This model comes with a green colored rubber strap and once again if not to your liking it’s an easy matter to replace, as the case/lug/strap bars arrangement is about as standard as you can get – many thanks Timex! In practice the strap is actually very good and I have not changed it myself – and I’m really picky when it comes to straps and wrist comfort!
This model once again manages to get the basics right and the overall “Form” is pleasing, Function is unobtrusive and it Fits well to the wrist and it does it all rather well.
Both models above are around the same price (approx £85 in the UK) and for me represent excellent value for money without gimmicks and are two of the most practical and sensible Timex models I’ve seen for a while.
True Get and Forget watches = Form, Function and Fit. (I can see a slogan coming. . . . . 😉 )
Note – I see that many Timex models now come with a generic instructional manual and often these do not relate at all to the watch model you may have bought.
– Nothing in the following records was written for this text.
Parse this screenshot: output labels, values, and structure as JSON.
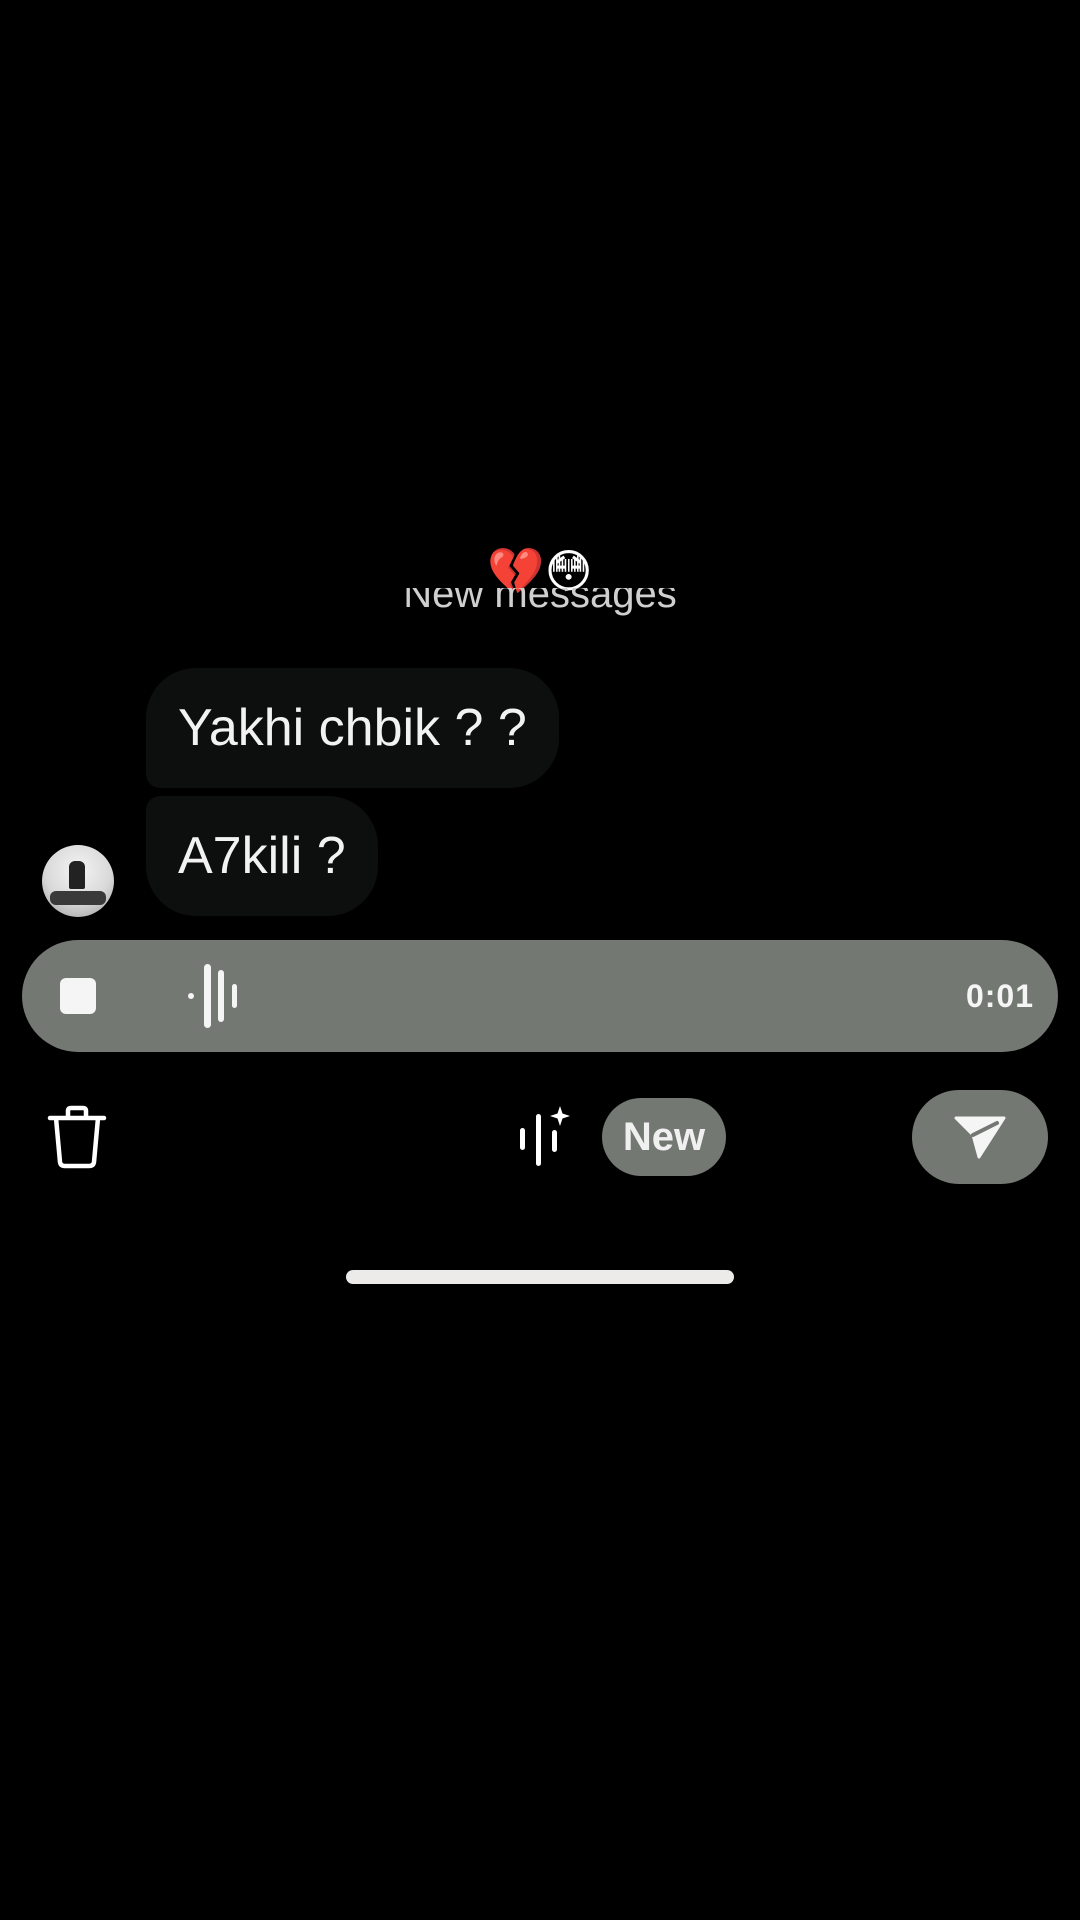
{
  "header": {
    "emoji_reaction": "💔😳",
    "new_messages_label": "New messages"
  },
  "messages": [
    {
      "text": "Yakhi chbik ? ?"
    },
    {
      "text": "A7kili ?"
    }
  ],
  "recorder": {
    "elapsed": "0:01"
  },
  "toolbar": {
    "new_badge": "New"
  },
  "icons": {
    "stop": "stop-icon",
    "waveform": "waveform-icon",
    "trash": "trash-icon",
    "ai_voice": "ai-voice-effects-icon",
    "send": "send-icon"
  },
  "colors": {
    "background": "#000000",
    "bubble": "#0d0f0f",
    "control_gray": "#737873",
    "text": "#f2f2f2"
  }
}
The model above (T49967) is such a model and I note the following additional instructions in case anyone purchases one.
The pushers are labelled and self explanatory, but when setting the digital time (first push the “set” pusher and hold it) and you go through the sequences – hours, minutes etc etc. and once done – push the “set” again, the digital display is then set by default to the Time indication.
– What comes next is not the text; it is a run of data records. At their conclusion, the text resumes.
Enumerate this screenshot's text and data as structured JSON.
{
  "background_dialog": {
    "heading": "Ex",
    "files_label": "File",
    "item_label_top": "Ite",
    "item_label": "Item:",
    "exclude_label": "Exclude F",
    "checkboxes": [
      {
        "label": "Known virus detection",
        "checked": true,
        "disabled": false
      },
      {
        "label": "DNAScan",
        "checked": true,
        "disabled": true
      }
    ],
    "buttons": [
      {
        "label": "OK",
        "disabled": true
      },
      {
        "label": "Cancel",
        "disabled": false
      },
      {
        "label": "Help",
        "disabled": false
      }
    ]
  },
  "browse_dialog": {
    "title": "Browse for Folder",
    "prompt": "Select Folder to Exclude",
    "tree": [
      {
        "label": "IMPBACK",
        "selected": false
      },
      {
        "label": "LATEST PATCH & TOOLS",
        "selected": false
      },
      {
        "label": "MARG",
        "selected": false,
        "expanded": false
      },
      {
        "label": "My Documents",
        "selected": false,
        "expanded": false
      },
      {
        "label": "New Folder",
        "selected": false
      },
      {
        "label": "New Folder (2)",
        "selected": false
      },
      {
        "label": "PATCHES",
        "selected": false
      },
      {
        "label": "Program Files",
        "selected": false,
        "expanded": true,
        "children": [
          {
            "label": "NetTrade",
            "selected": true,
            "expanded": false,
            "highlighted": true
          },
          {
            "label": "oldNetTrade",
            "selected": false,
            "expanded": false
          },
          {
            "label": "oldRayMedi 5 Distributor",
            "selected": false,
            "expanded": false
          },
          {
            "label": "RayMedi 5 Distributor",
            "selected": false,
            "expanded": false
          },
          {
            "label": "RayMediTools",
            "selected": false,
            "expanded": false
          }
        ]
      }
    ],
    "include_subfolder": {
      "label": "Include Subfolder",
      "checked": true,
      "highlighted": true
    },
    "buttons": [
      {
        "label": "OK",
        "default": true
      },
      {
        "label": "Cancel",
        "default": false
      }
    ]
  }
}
However to display the Day, Date and Month (the calendar), you must push the ST button on the bezel and the Calendar will flash up for a second. To permanently show the Calendar display rather than the Time display, push and hold the ST button for at least 3 or 4 seconds. This will show the date, day and month then set – then release the button and the Calendar will stay indicated, now as the permanent digital display. So at a glance you now have the analog hour, minute and seconds hands on the main dial and the digital display will be showing the Calendar. (you can reverse the sequence as you wish).
Also when setting the digital display the Calendar can be selected show either USA or UK style (Day, Date and Month) – something I wish others would emulate.
Finally I’d add to this selection my other Timex Digital Expedition. Quite similar to the ana/digi here, but digital only and once again a really sweet watch to wear – I show an image just for comparison.
It’s interesting to note that out of my collection of Timex watches, the one shown here on the left (T49854J), the ana/digi above (T49867) certainly get the most wrist time. For methey encapsulate everything that Timex in my opinion does best. Really excellent low cost daily beaters – true “get and forget” models, that are a perfect balance between “Form, Function and Fit”.
What really and honestly could be any better?
Well to answer that I am looking at Casio next week and as they’re in the same business and “get and forget” is money in the bank! – I’m betting they’ve got something to offer too!
Categories: Watch reviews